WORK REQUIRED :: The records should be copied out again with no alteration.

Dataset rows for apps and sites ::

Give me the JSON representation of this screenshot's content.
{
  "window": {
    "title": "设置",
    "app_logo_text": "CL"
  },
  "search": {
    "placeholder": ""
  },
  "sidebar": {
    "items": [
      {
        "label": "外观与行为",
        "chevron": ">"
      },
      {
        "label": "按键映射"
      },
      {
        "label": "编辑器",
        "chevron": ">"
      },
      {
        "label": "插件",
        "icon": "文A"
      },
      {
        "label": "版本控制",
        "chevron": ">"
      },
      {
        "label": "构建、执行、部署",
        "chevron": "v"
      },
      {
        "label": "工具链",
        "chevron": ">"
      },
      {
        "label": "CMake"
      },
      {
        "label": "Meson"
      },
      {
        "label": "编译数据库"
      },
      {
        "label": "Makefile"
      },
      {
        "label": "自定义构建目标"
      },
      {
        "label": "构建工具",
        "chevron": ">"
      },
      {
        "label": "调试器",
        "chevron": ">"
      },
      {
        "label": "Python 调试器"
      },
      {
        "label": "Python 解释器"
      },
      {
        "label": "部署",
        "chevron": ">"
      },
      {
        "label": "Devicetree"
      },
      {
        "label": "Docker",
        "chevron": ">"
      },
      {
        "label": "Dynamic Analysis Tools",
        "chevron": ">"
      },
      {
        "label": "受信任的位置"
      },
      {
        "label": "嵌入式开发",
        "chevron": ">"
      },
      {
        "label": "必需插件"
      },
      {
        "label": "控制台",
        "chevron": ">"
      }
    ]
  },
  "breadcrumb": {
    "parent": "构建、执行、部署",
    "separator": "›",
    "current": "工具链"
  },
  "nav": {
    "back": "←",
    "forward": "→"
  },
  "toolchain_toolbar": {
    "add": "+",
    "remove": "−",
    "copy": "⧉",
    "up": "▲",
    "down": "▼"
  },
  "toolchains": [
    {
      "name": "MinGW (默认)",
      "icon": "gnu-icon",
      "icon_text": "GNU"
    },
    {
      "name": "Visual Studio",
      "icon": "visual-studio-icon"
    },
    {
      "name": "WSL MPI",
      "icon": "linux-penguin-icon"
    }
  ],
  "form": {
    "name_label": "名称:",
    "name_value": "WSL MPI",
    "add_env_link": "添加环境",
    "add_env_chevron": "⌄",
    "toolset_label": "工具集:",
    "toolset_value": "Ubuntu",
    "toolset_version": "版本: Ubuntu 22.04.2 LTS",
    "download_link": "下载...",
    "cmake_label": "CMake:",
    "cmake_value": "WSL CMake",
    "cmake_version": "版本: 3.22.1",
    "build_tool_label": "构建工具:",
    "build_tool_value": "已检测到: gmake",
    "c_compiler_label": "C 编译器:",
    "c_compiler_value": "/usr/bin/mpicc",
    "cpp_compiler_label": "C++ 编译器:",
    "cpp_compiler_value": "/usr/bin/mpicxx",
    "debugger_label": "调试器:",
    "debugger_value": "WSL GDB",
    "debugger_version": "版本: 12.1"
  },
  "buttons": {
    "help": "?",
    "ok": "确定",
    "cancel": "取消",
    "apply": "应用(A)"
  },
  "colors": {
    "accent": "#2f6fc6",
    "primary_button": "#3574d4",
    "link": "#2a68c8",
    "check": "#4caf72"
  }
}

ANSWER AREA ::
Give me the JSON representation of this screenshot's content.
{
  "window": {
    "title": "设置",
    "app_logo_text": "CL"
  },
  "search": {
    "placeholder": ""
  },
  "sidebar": {
    "items": [
      {
        "label": "外观与行为",
        "chevron": ">"
      },
      {
        "label": "按键映射"
      },
      {
        "label": "编辑器",
        "chevron": ">"
      },
      {
        "label": "插件",
        "icon": "文A"
      },
      {
        "label": "版本控制",
        "chevron": ">"
      },
      {
        "label": "构建、执行、部署",
        "chevron": "v"
      },
      {
        "label": "工具链",
        "chevron": ">"
      },
      {
        "label": "CMake"
      },
      {
        "label": "Meson"
      },
      {
        "label": "编译数据库"
      },
      {
        "label": "Makefile"
      },
      {
        "label": "自定义构建目标"
      },
      {
        "label": "构建工具",
        "chevron": ">"
      },
      {
        "label": "调试器",
        "chevron": ">"
      },
      {
        "label": "Python 调试器"
      },
      {
        "label": "Python 解释器"
      },
      {
        "label": "部署",
        "chevron": ">"
      },
      {
        "label": "Devicetree"
      },
      {
        "label": "Docker",
        "chevron": ">"
      },
      {
        "label": "Dynamic Analysis Tools",
        "chevron": ">"
      },
      {
        "label": "受信任的位置"
      },
      {
        "label": "嵌入式开发",
        "chevron": ">"
      },
      {
        "label": "必需插件"
      },
      {
        "label": "控制台",
        "chevron": ">"
      }
    ]
  },
  "breadcrumb": {
    "parent": "构建、执行、部署",
    "separator": "›",
    "current": "工具链"
  },
  "nav": {
    "back": "←",
    "forward": "→"
  },
  "toolchain_toolbar": {
    "add": "+",
    "remove": "−",
    "copy": "⧉",
    "up": "▲",
    "down": "▼"
  },
  "toolchains": [
    {
      "name": "MinGW (默认)",
      "icon": "gnu-icon",
      "icon_text": "GNU"
    },
    {
      "name": "Visual Studio",
      "icon": "visual-studio-icon"
    },
    {
      "name": "WSL MPI",
      "icon": "linux-penguin-icon"
    }
  ],
  "form": {
    "name_label": "名称:",
    "name_value": "WSL MPI",
    "add_env_link": "添加环境",
    "add_env_chevron": "⌄",
    "toolset_label": "工具集:",
    "toolset_value": "Ubuntu",
    "toolset_version": "版本: Ubuntu 22.04.2 LTS",
    "download_link": "下载...",
    "cmake_label": "CMake:",
    "cmake_value": "WSL CMake",
    "cmake_version": "版本: 3.22.1",
    "build_tool_label": "构建工具:",
    "build_tool_value": "已检测到: gmake",
    "c_compiler_label": "C 编译器:",
    "c_compiler_value": "/usr/bin/mpicc",
    "cpp_compiler_label": "C++ 编译器:",
    "cpp_compiler_value": "/usr/bin/mpicxx",
    "debugger_label": "调试器:",
    "debugger_value": "WSL GDB",
    "debugger_version": "版本: 12.1"
  },
  "buttons": {
    "help": "?",
    "ok": "确定",
    "cancel": "取消",
    "apply": "应用(A)"
  },
  "colors": {
    "accent": "#2f6fc6",
    "primary_button": "#3574d4",
    "link": "#2a68c8",
    "check": "#4caf72"
  }
}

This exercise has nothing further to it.